What did you think when you found out about the look for your character?
DAMON: In that graphic novel that he gave me was a picture of the Max character and he had a very specific look, like every other piece and detail of the whole world that Neill created. If you look at the graphic novel, it’s gonna look a lot like the movie is eventually going to look, except the movie will obviously be rendered in much greater detail. But, Max had this certain look. He spent time in prison. He was supposed to have a bald, shaved head with tattoos and he was a muscle-bound guy. I had never really done anything like that, so it seemed like a good fit. And the gun was in the weapons catalog that I got. Like every other gun, Neill and the guys at WETA workshop came up with all these things. They made sense, all of these guns. Some of them have battery packs on and these gnarly weapons that obviously don’t exist in the world that we live in, but you totally buy them when you see them. Just seeing them on set, you’d go, “That looks like some horrible weapon that someone’s going to invent, someday.” It was just that level of detail.

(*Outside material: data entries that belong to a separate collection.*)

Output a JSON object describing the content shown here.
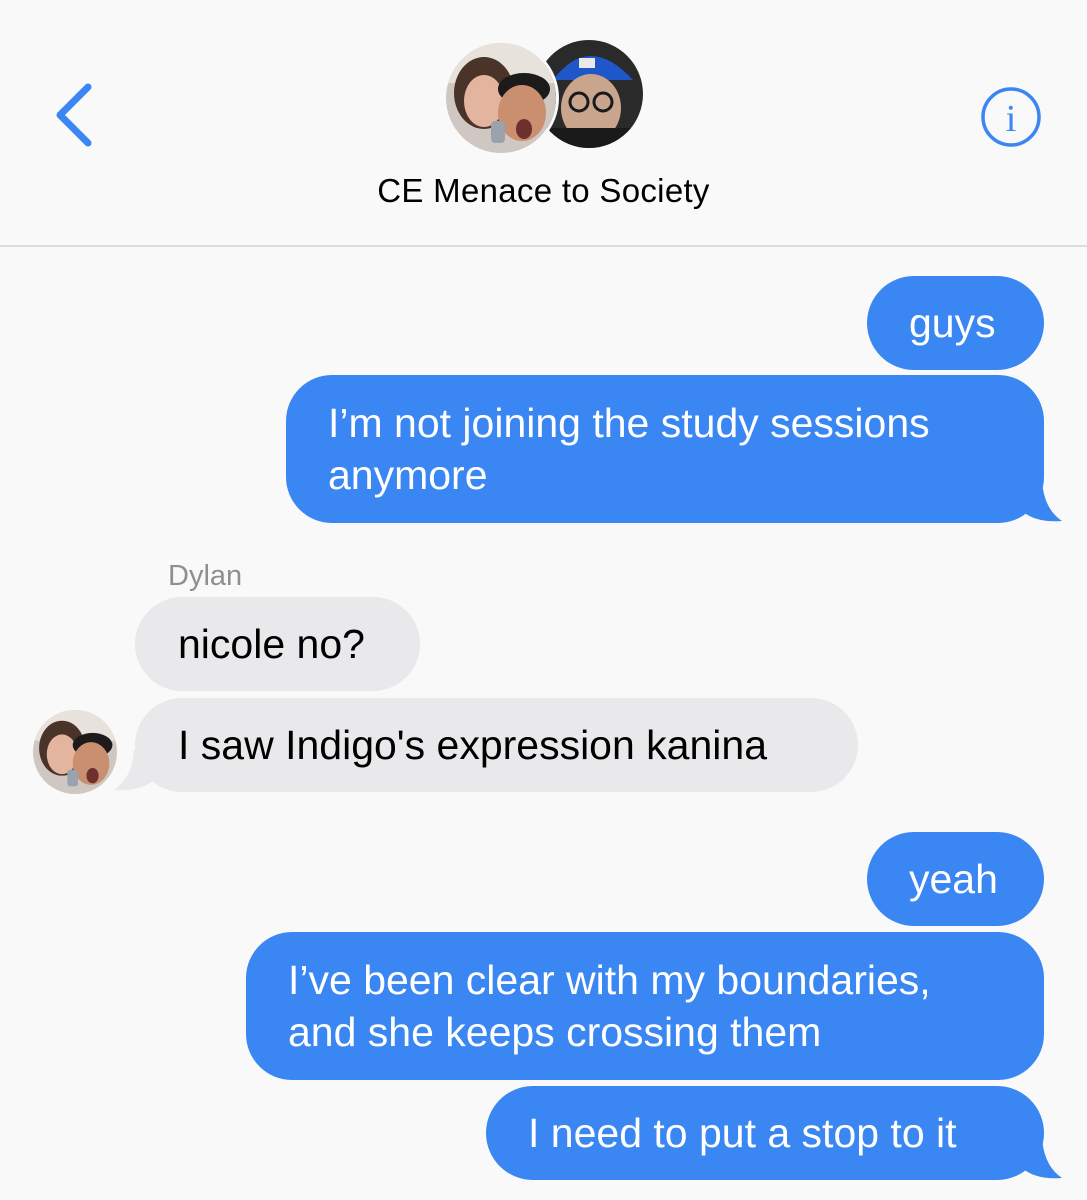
{
  "header": {
    "back_icon": "chevron-left-icon",
    "info_icon": "info-icon",
    "title": "CE Menace to Society",
    "accent_color": "#3a86f2"
  },
  "messages": [
    {
      "direction": "outgoing",
      "text": "guys"
    },
    {
      "direction": "outgoing",
      "lines": [
        "I’m not joining the study sessions",
        "anymore"
      ]
    },
    {
      "direction": "incoming",
      "sender": "Dylan",
      "text": "nicole no?"
    },
    {
      "direction": "incoming",
      "text": "I saw Indigo's expression kanina"
    },
    {
      "direction": "outgoing",
      "text": "yeah"
    },
    {
      "direction": "outgoing",
      "lines": [
        "I’ve been clear with my boundaries,",
        "and she keeps crossing them"
      ]
    },
    {
      "direction": "outgoing",
      "text": "I need to put a stop to it"
    }
  ],
  "colors": {
    "outgoing_bubble": "#3a86f2",
    "incoming_bubble": "#e9e9eb",
    "background": "#f9f9f9"
  }
}
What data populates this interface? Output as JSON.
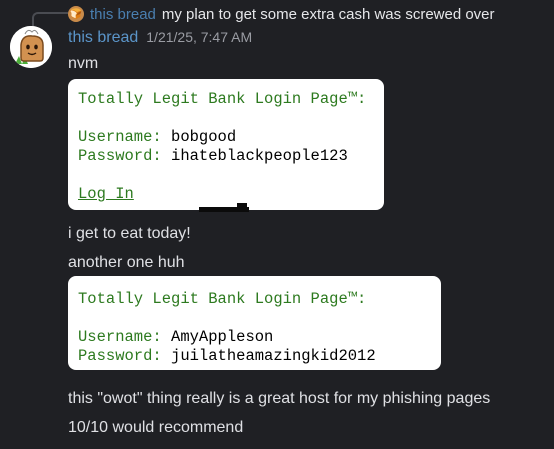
{
  "reply": {
    "author": "this bread",
    "text": "my plan to get some extra cash was screwed over",
    "avatar_icon": "bread-icon"
  },
  "message": {
    "author": "this bread",
    "timestamp": "1/21/25, 7:47 AM",
    "avatar_icon": "bread-avatar-icon"
  },
  "lines": {
    "nvm": "nvm",
    "eat": "i get to eat today!",
    "another": "another one huh",
    "owot": "this \"owot\" thing really is a great host for my phishing pages",
    "recommend": "10/10 would recommend"
  },
  "card1": {
    "title": "Totally Legit Bank Login Page™:",
    "username_label": "Username:",
    "username_value": "bobgood",
    "password_label": "Password:",
    "password_value": "ihateblackpeople123",
    "link": "Log In"
  },
  "card2": {
    "title": "Totally Legit Bank Login Page™:",
    "username_label": "Username:",
    "username_value": "AmyAppleson",
    "password_label": "Password:",
    "password_value": "juilatheamazingkid2012"
  },
  "colors": {
    "background": "#1f2024",
    "username": "#5b95c9",
    "card_green": "#2d7a1f"
  }
}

Jodie, do you have a lot of scenes with Matt Damon?
FOSTER: I only have one scene with Matt, and he was very quiet because he was gagged.
How did you like District 9 when you first saw it?
FOSTER: I saw District 9 and I jumped up and said, “This is a perfect film. I want to find this guy.” That’s actually what happened. A little bit after that, I saw the script for Elysium and, lo and behold, there was a role for a woman. I was like, “It sounds good to me!”
Catch up on all of our continuing Comic-Con coverage here.